to the contrary, we live now in what amounts to a globally closed system. Everybody is on the inside. Everybody, no matter where located geographically, is integral to "our" economy.
Failing to pick up on this quickly enough has meant that we have made a number of mistakes that, presumably, we might not have made had we been quicker to realize the way the world has changed. Thailand may be different from the U.S. in its geography, climate, history and culture, but Thai banking is not different from U.S. banking. Banking practices are sound or risky -- not Thai or U.S., U.S. or Thai. Culture, schmulture -- what's your capital ratio, how closely do you manage your asset and liability duration match and how good is your credit work?
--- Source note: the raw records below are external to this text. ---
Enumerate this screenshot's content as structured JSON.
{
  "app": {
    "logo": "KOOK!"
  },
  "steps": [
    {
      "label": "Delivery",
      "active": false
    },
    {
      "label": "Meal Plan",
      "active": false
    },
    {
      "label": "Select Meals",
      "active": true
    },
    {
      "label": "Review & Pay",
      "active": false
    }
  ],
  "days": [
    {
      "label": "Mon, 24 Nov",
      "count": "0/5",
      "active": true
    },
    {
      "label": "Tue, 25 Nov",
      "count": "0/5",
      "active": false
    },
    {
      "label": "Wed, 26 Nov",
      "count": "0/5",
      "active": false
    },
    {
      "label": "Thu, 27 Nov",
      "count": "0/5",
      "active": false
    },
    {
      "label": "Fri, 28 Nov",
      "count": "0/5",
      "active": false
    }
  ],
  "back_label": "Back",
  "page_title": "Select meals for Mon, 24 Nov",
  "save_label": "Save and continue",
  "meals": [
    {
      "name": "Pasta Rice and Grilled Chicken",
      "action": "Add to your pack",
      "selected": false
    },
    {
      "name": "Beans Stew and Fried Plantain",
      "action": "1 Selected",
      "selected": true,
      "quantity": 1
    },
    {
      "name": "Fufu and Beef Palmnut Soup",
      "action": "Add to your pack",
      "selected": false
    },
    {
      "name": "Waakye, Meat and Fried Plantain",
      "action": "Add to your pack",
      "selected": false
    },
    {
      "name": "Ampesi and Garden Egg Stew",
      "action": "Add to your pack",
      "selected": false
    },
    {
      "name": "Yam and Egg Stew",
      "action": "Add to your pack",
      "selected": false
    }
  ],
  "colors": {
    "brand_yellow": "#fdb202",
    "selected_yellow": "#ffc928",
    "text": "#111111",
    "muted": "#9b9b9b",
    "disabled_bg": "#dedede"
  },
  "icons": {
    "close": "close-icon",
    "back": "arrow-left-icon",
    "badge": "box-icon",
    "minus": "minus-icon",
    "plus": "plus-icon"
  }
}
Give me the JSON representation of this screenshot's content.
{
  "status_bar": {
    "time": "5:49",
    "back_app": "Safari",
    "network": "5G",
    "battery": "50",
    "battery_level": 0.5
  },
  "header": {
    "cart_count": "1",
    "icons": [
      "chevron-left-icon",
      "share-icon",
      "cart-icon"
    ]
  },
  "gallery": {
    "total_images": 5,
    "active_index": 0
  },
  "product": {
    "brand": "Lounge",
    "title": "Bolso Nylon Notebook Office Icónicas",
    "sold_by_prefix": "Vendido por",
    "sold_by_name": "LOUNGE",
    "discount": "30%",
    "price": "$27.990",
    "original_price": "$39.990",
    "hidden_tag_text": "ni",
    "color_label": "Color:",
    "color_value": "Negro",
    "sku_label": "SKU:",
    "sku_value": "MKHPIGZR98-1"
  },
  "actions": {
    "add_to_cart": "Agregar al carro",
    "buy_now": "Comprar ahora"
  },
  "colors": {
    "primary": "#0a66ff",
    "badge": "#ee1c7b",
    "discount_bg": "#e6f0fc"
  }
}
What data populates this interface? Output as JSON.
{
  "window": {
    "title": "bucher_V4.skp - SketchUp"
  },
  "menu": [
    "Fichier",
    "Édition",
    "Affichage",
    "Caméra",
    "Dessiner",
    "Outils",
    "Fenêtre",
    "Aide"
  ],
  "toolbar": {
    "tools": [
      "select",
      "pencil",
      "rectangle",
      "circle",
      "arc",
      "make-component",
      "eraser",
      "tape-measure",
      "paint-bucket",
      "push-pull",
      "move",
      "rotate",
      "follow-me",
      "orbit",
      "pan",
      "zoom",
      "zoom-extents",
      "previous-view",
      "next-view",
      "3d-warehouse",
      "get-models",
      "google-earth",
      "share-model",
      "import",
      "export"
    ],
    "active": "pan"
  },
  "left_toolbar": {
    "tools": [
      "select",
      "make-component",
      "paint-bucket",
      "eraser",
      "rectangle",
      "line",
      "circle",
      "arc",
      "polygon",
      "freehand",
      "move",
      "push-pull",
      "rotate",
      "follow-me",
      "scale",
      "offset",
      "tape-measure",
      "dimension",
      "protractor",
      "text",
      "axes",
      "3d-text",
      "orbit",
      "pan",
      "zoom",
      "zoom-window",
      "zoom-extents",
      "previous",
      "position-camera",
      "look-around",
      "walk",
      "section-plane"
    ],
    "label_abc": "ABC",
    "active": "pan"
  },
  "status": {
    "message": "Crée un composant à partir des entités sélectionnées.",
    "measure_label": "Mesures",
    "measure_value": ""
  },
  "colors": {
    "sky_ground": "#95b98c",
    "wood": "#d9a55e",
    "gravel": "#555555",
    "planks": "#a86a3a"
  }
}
If it's a globally closed system, we are likely to see a tendency over time for "best practices" to spread. Many of those practices right now are flowing outward from the U.S. to other countries, but the implementation of lean manufacturing and just-in-time inventory practices shows that we can learn from abroad as well.
And so it comes full circle. Japanese monetary policy is just as much my business as
mismanagement is such that I'm going to vote them out of office the next chance I get. OK, so maybe we're not quite that evolved yet, but I'm glad that the people I do get to vote for are keeping up the pressure on Japan. My political will, once removed, is expressed in Japan. Their economy is so intertwined with ours that their country ought to be the 51st state.
Corruption, bribery, market-rigging, monopoly power, criminal enterprises -- if these things are happening anywhere, they are happening in my economy. I want somebody to do something about that. The role of government in refereeing the great game of global market capitalism is evolving toward the one under discussion in the closed economy model that was my early introduction to economics. That's not a bad thing; as I recall, the '60s were good times. (Yes,
did say that if you can recall the '60s, you weren't there -- but it has already been established that I was bookin' it.)
The abstraction that makes most sense to me in the circumstances that exist at the end of the 20th century, the chainsaw that cuts most quickly to conclusions and insights, is a globally closed economy model. Culture, history and geography are important distinctions within this planetary system, but they are becoming, more and more, the sort of complicating real world detail that one leaves out in devising a useful abstract view of how the world works.
Jim Griffin is the chief strategist at Aeltus Investment Management in Hartford, Conn. His commentary on the financial markets is based upon information thought to be reliable and is not meant as investment advice. Aeltus manages institutional investment accounts and acts as adviser to the Aetna Mutual Funds. He welcomes your feedback.